“Retirement” in Townsville saw him championing the causes of the military community especially its veterans, at the Regional, Queensland State and National levels. He stridently fought injustices through the DVA processes and where necessary through the local media to ensure that all veterans received respect and their service entitlements. 

Neil’s contribution to the veterans’ community was recognised at the highest level by Prime Minister Rudd when he appointed Neil as a notable person to represent veterans on the inaugural Prime Minister’s Advisory Council (PMAC) 2008-2013.

After his move to South East Queensland, Neil continued his veterans’ activities by becoming the President of The Royal Australian Regiment Association Queensland where his dedication and dogged determination continued unabated.

He is the epitome of the RAR’s motto Duty First and his contribution to the Australian Defence Community is outstanding.

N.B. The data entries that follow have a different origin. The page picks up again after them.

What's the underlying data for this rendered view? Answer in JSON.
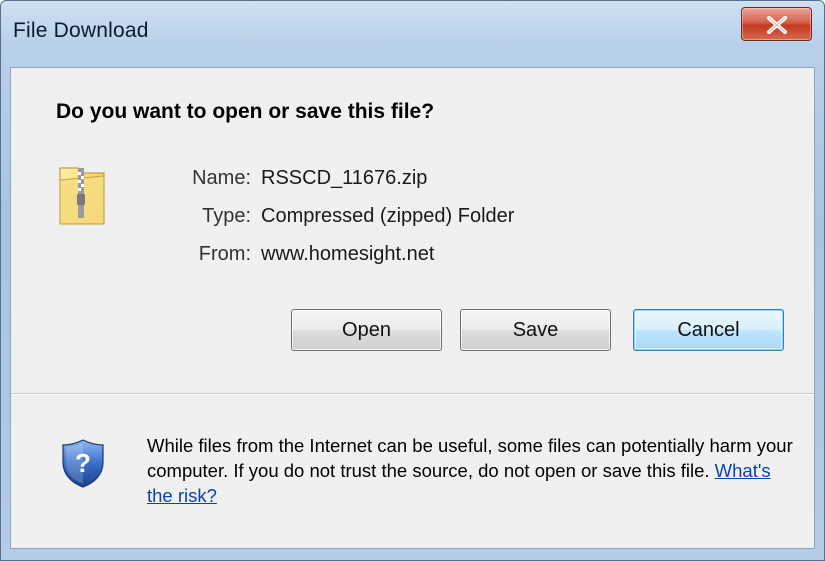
{
  "window": {
    "title": "File Download",
    "close_glyph": "X"
  },
  "dialog": {
    "question": "Do you want to open or save this file?",
    "file_icon": "zip-folder-icon",
    "info": {
      "name_label": "Name:",
      "name_value": "RSSCD_11676.zip",
      "type_label": "Type:",
      "type_value": "Compressed (zipped) Folder",
      "from_label": "From:",
      "from_value": "www.homesight.net"
    },
    "buttons": {
      "open": "Open",
      "save": "Save",
      "cancel": "Cancel"
    }
  },
  "footer": {
    "shield_icon": "security-shield-question-icon",
    "warning_text": "While files from the Internet can be useful, some files can potentially harm your computer. If you do not trust the source, do not open or save this file.",
    "risk_link": "What's the risk?"
  },
  "colors": {
    "title_bar": "#b9d0ea",
    "close_button": "#c2391f",
    "link": "#0645ad",
    "default_button_border": "#3c7fb1"
  }
}
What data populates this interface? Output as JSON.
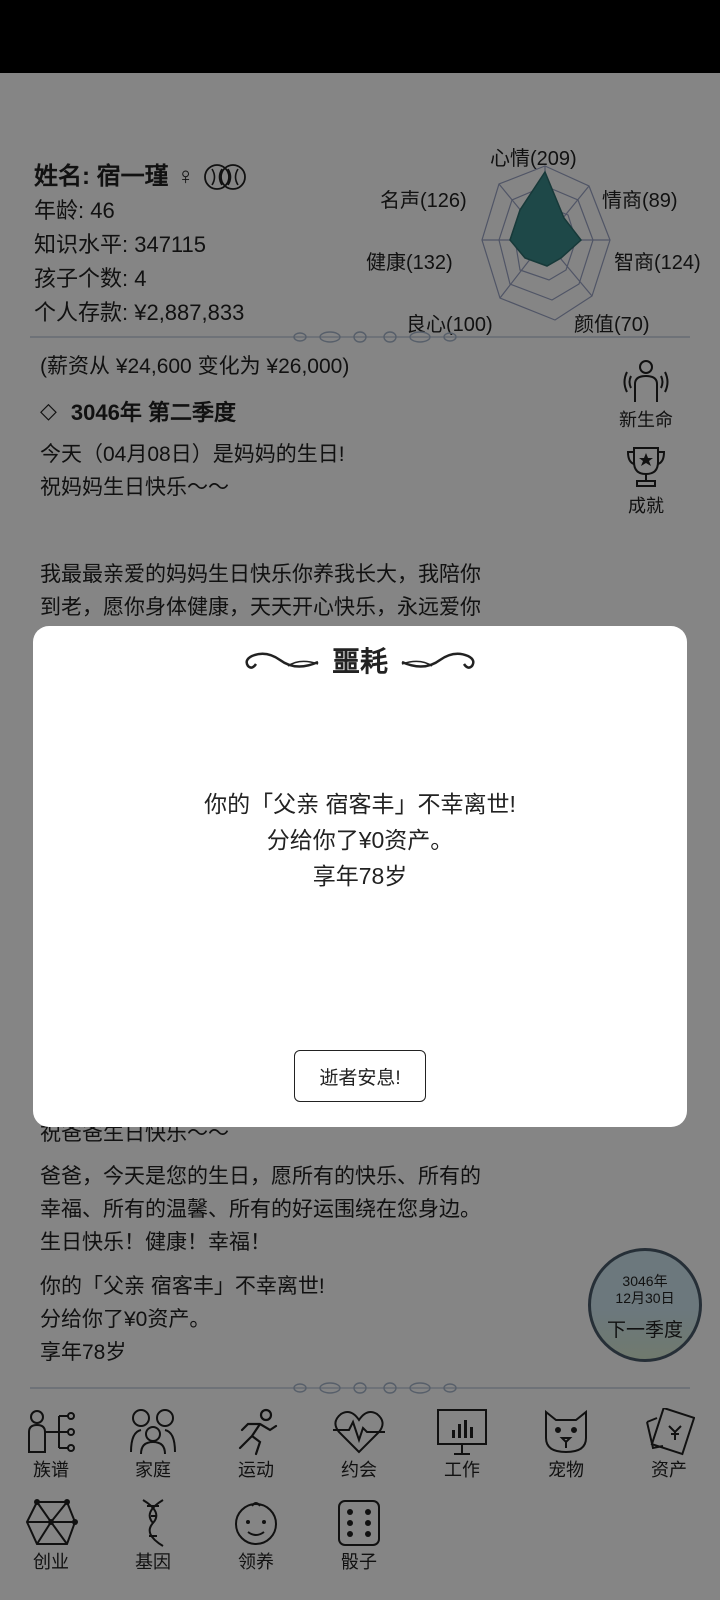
{
  "profile": {
    "name_label": "姓名: 宿一瑾",
    "gender_symbol": "♀",
    "age": "年龄: 46",
    "knowledge": "知识水平: 347115",
    "children": "孩子个数: 4",
    "savings": "个人存款: ¥2,887,833"
  },
  "radar": {
    "mood": "心情(209)",
    "business": "情商(89)",
    "iq": "智商(124)",
    "looks": "颜值(70)",
    "conscience": "良心(100)",
    "health": "健康(132)",
    "fame": "名声(126)",
    "fill_color": "#3a8a8a"
  },
  "log": {
    "salary_change": "(薪资从 ¥24,600 变化为 ¥26,000)",
    "season_icon": "◇",
    "season_title": "3046年 第二季度",
    "entry1_line1": "今天（04月08日）是妈妈的生日!",
    "entry1_line2": "祝妈妈生日快乐～～",
    "entry2_line1": "我最最亲爱的妈妈生日快乐你养我长大，我陪你",
    "entry2_line2": "到老，愿你身体健康，天天开心快乐，永远爱你",
    "entry3_partial": "祝爸爸生日快乐～～",
    "entry4_line1": "爸爸，今天是您的生日，愿所有的快乐、所有的",
    "entry4_line2": "幸福、所有的温馨、所有的好运围绕在您身边。",
    "entry4_line3": "生日快乐！健康！幸福！",
    "entry5_line1": "你的「父亲 宿客丰」不幸离世!",
    "entry5_line2": "分给你了¥0资产。",
    "entry5_line3": "享年78岁"
  },
  "side": {
    "new_life": "新生命",
    "achievement": "成就"
  },
  "next_season": {
    "year": "3046年",
    "date": "12月30日",
    "label": "下一季度"
  },
  "grid": {
    "family_tree": "族谱",
    "family": "家庭",
    "sports": "运动",
    "dating": "约会",
    "work": "工作",
    "pets": "宠物",
    "assets": "资产",
    "startup": "创业",
    "genes": "基因",
    "adopt": "领养",
    "dice": "骰子"
  },
  "modal": {
    "title": "噩耗",
    "line1": "你的「父亲 宿客丰」不幸离世!",
    "line2": "分给你了¥0资产。",
    "line3": "享年78岁",
    "button": "逝者安息!"
  }
}
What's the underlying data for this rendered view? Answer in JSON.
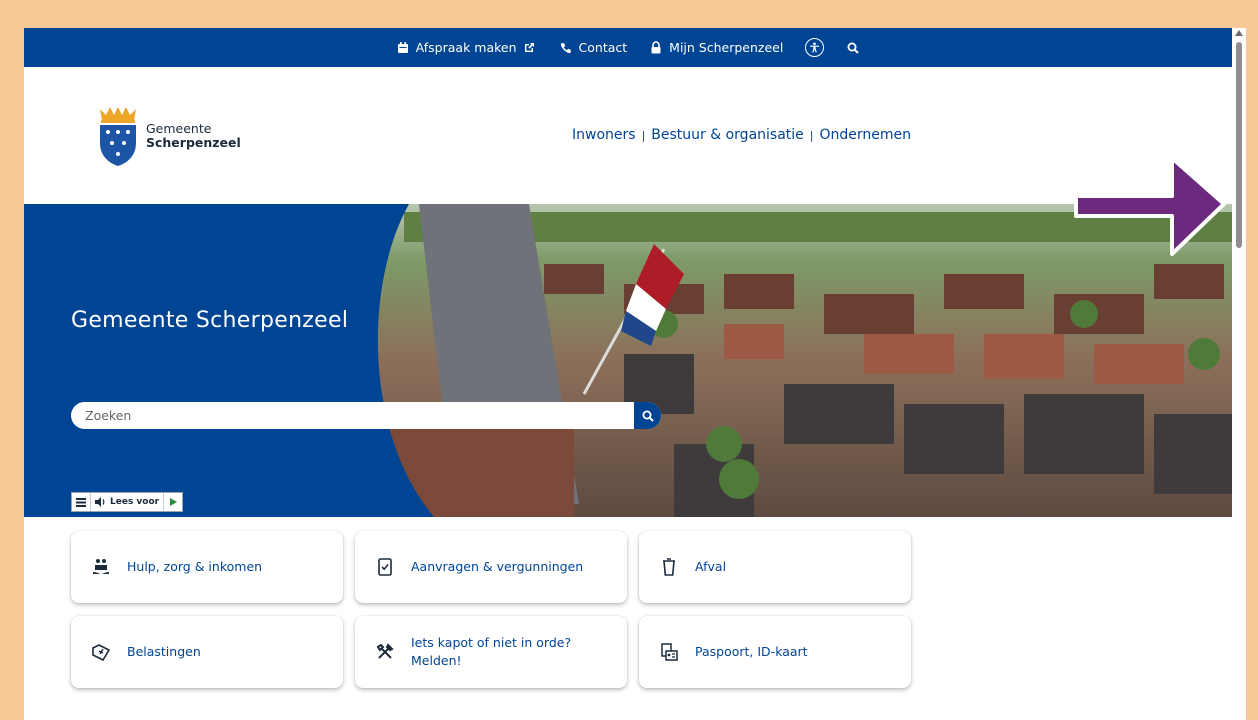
{
  "topbar": {
    "appointment_label": "Afspraak maken",
    "contact_label": "Contact",
    "account_label": "Mijn Scherpenzeel"
  },
  "logo": {
    "line1": "Gemeente",
    "line2": "Scherpenzeel"
  },
  "mainnav": {
    "items": [
      "Inwoners",
      "Bestuur & organisatie",
      "Ondernemen"
    ]
  },
  "hero": {
    "title": "Gemeente Scherpenzeel",
    "search_placeholder": "Zoeken"
  },
  "readspeaker": {
    "label": "Lees voor"
  },
  "tiles": [
    {
      "label": "Hulp, zorg & inkomen",
      "icon": "care-hands-icon"
    },
    {
      "label": "Aanvragen & vergunningen",
      "icon": "document-check-icon"
    },
    {
      "label": "Afval",
      "icon": "waste-bin-icon"
    },
    {
      "label": "Belastingen",
      "icon": "tax-tag-icon"
    },
    {
      "label": "Iets kapot of niet in orde? Melden!",
      "icon": "tools-icon"
    },
    {
      "label": "Paspoort, ID-kaart",
      "icon": "id-card-icon"
    }
  ],
  "colors": {
    "brand_blue": "#004494",
    "frame": "#f6c996",
    "annotation_arrow": "#6b2a7e"
  }
}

LEST WE FORGET

 

NEIL Weeks was never known to walk away from a fight, whether on Vietnam’s battlefields or battling bureaucracies over veterans’ benefits.
He lost the toughest battle of his life in Brisbane on   6th March 2017 when an aggressive brain tumour claimed one of Australia’s toughest soldiers of the contemporary era at the age of 71.
Neil Weekes was born in Mackay on September 21, 1945. He was educated in Sarina and at St Brendan’s College in Yeppoon before entering Teachers Training College at Kelvin Grove in Brisbane.
He was called up for national service on February 1, 1967.
At Kapooka he was selected for officer training and after graduating from the Officer Training Unit Scheyville on July 7, he was posted to 3 Platoon, A Company, 1 RAR.
He deployed to Vietnam with the battalion in March 1968, leading his platoon in the Battle of Coral on May 15-16, with his gallantry recognised by the awarding of the Military Cross.
He returned to Australia to be discharged at the end of his national service in December 1968 but was soon back in the army and 1RAR, serving with the battalion in Singapore and Malaysia during 1969-1971.
He also served in Papua New Guinea with 2 RPIR at Wewak, and attended the Malaysian Armed Forces Staff College at Kuala Lumpur.
He was a consummate infantryman, leader and instructor, holding many demanding staff, regimental and training postings, including at the Royal Military College, Duntroon.
From July 1985 to December 1987 he commanded NORFORCE, a regional surveillance unit with subunits based throughout the Northern Territory and the Kimberley area of Western Australia. He was appointed a member of the Order of Australia (AM) for his leadership.
He returned to Townsville in December 1990 on promotion to colonel to command the district support unit, beginning 22 years in the city.
He retired from the regular Army in 1993 after 26 years service, but would remain in the Army Reserve for a further five years, being promoted to brigadier and commanding 11 Brigade, Ares at Jezzine Barracks.
His civil employment was with James Cook University, where he was executive officer to the Vice-Chancellor until he retired in October 2003.